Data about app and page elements
------------------------------

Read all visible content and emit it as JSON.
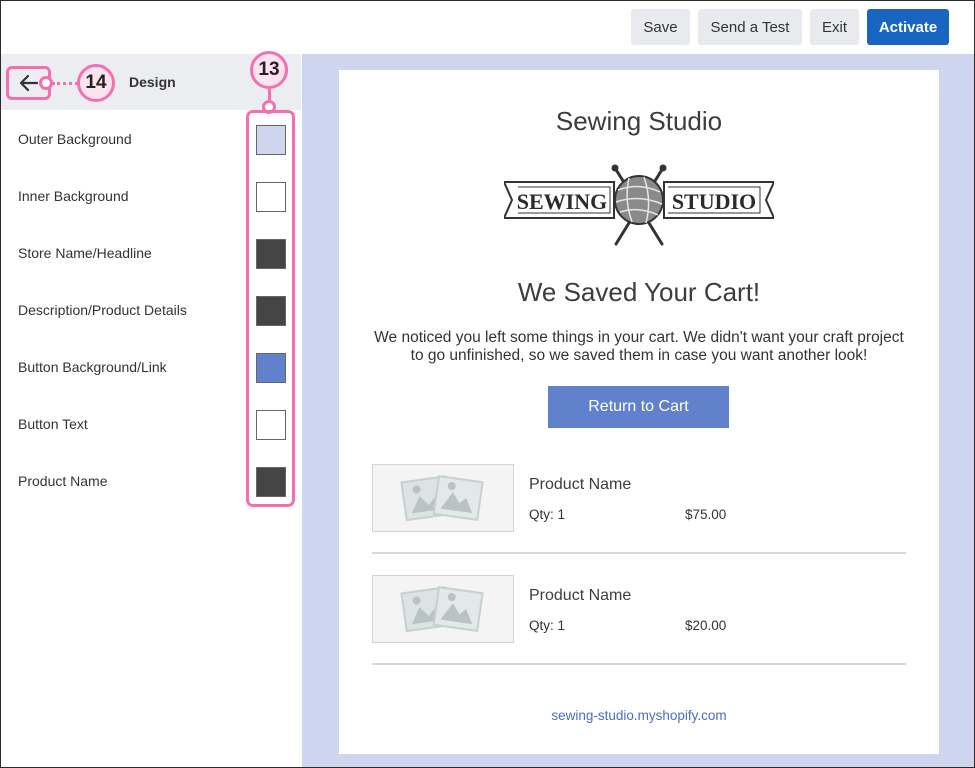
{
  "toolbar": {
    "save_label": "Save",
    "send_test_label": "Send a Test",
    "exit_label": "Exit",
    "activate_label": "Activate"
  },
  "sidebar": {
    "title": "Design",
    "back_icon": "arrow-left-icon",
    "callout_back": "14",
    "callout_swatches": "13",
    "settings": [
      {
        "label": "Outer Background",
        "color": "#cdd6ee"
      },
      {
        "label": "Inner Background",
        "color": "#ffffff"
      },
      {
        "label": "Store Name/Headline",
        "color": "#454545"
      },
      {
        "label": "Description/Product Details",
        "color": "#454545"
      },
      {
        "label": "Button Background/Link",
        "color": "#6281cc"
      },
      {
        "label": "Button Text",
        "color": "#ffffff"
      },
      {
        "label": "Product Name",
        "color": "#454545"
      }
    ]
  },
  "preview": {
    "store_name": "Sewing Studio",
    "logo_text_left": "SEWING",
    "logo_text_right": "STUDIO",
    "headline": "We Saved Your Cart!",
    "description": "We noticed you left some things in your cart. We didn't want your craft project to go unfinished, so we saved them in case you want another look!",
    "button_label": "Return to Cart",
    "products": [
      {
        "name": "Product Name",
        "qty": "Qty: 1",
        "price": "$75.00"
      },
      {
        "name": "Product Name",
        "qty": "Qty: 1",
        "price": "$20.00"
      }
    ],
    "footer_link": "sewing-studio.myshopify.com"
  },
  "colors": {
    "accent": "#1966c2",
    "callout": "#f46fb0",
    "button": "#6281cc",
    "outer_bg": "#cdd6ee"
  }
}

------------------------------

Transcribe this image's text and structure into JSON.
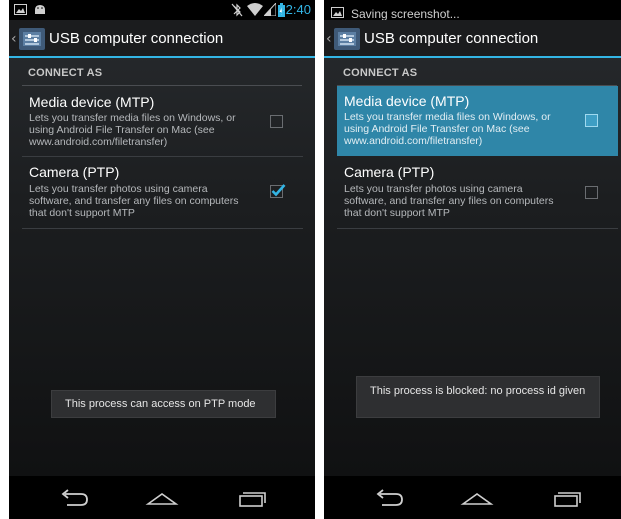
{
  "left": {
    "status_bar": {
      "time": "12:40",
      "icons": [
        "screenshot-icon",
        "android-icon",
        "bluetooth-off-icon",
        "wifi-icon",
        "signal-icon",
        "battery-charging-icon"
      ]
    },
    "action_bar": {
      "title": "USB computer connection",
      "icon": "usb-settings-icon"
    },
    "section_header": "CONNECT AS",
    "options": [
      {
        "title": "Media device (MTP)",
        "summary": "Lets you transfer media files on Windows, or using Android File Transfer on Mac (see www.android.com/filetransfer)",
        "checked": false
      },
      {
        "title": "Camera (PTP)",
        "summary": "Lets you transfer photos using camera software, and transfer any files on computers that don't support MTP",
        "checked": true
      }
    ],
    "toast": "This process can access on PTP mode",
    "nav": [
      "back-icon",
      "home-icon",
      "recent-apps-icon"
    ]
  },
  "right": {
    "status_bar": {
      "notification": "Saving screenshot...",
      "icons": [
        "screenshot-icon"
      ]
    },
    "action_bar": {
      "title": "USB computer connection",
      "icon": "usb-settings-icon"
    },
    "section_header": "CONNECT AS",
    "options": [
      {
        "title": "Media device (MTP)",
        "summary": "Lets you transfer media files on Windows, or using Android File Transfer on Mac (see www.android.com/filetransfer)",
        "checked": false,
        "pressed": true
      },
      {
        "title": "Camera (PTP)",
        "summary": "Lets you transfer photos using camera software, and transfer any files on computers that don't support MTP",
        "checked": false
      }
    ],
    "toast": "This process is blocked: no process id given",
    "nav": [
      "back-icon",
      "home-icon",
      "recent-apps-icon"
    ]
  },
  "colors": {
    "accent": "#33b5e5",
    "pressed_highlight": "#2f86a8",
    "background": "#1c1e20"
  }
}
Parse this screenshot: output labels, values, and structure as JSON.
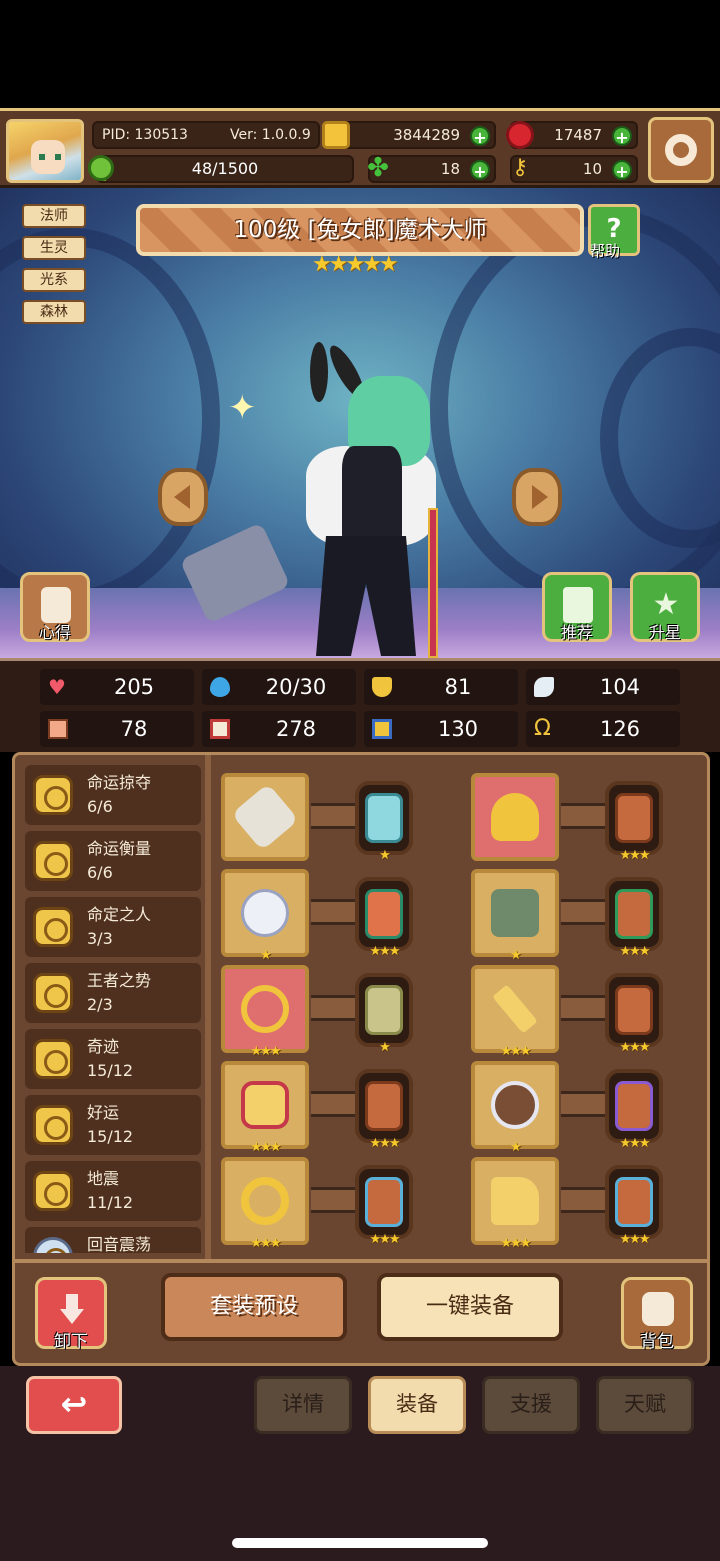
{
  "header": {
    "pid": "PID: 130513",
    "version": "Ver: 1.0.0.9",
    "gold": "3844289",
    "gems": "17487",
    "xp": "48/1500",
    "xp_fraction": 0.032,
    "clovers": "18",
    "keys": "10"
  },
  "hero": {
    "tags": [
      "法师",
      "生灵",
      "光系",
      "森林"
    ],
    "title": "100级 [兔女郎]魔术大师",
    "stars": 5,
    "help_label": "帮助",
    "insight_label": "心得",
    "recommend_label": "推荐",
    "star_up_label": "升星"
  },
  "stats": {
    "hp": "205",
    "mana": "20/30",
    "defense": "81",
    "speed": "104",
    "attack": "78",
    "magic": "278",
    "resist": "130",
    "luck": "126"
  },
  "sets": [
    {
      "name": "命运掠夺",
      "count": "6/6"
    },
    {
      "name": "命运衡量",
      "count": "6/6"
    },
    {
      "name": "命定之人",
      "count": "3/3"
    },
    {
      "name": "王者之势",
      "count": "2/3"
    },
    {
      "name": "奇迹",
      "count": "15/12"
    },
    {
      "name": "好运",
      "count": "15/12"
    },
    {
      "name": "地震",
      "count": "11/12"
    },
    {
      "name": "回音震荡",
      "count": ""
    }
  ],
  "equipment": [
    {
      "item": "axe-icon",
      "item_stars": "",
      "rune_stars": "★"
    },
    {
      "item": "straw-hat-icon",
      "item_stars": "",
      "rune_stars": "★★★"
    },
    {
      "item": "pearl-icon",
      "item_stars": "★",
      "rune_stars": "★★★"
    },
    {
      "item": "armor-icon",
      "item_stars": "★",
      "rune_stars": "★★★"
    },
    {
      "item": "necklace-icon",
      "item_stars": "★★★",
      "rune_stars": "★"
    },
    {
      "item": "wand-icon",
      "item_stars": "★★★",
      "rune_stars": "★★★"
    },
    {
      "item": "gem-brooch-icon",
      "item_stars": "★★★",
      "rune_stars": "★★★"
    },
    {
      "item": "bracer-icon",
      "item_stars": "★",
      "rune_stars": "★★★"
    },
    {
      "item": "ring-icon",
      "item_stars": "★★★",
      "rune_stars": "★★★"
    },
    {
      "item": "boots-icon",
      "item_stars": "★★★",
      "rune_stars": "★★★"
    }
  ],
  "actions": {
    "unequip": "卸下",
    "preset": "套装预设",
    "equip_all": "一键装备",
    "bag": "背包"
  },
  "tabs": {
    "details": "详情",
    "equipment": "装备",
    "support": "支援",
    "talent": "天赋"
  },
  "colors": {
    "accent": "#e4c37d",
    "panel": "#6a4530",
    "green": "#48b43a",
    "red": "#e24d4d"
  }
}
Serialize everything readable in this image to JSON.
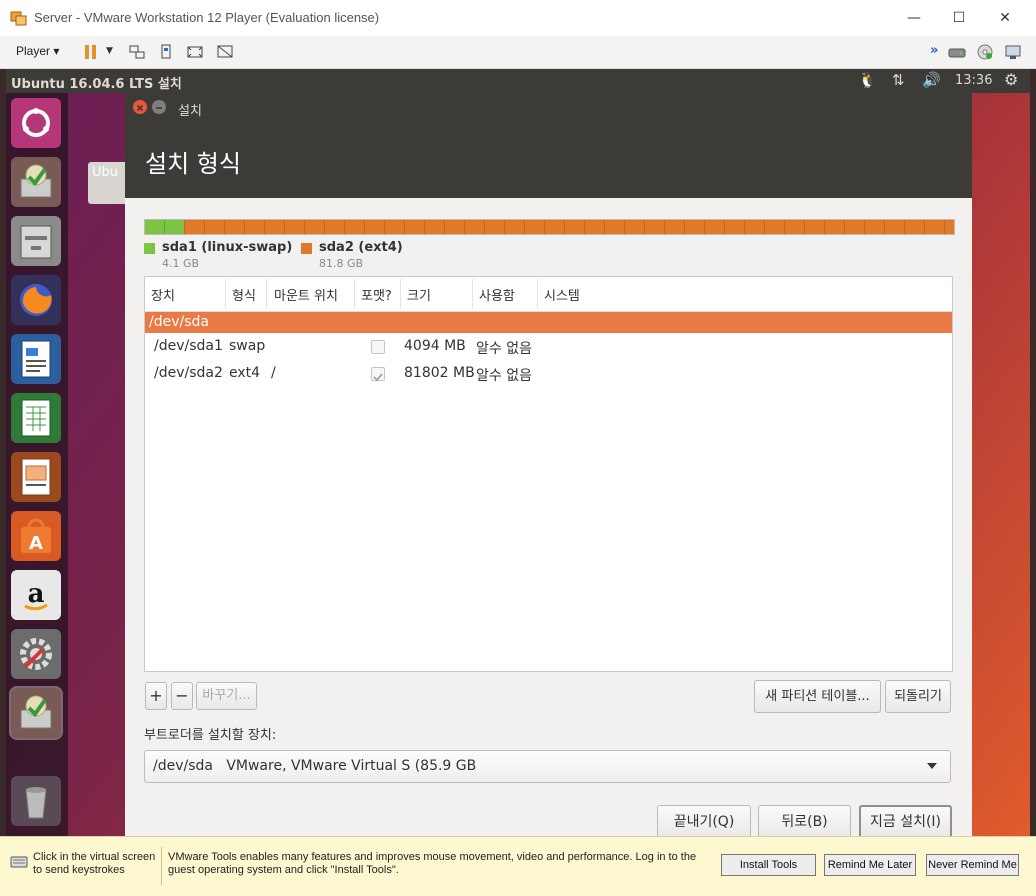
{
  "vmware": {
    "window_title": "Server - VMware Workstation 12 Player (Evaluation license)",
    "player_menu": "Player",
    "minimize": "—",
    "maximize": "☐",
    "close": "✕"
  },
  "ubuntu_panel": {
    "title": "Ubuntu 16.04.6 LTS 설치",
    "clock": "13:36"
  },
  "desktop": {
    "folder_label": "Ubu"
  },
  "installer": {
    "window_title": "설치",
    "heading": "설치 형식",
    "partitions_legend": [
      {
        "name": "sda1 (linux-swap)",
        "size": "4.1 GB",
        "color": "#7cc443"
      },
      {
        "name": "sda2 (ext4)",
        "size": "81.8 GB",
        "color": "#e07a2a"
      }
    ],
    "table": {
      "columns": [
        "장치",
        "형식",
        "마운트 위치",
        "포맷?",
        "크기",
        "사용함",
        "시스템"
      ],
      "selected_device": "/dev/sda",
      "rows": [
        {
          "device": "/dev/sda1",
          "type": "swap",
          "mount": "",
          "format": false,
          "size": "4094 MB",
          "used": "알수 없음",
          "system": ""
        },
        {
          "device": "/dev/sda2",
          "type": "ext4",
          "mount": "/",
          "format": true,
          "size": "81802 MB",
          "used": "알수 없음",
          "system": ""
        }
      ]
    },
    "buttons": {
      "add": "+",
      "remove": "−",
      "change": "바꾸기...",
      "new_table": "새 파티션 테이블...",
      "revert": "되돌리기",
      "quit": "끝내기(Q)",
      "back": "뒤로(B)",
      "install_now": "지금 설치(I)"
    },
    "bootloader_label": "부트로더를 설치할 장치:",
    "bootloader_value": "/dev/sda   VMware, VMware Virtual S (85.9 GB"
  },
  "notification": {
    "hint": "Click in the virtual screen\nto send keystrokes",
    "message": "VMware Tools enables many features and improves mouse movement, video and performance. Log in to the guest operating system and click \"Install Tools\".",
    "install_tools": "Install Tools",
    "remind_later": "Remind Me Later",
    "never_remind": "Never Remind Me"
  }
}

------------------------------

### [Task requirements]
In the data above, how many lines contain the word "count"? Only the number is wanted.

### [The completed task]
8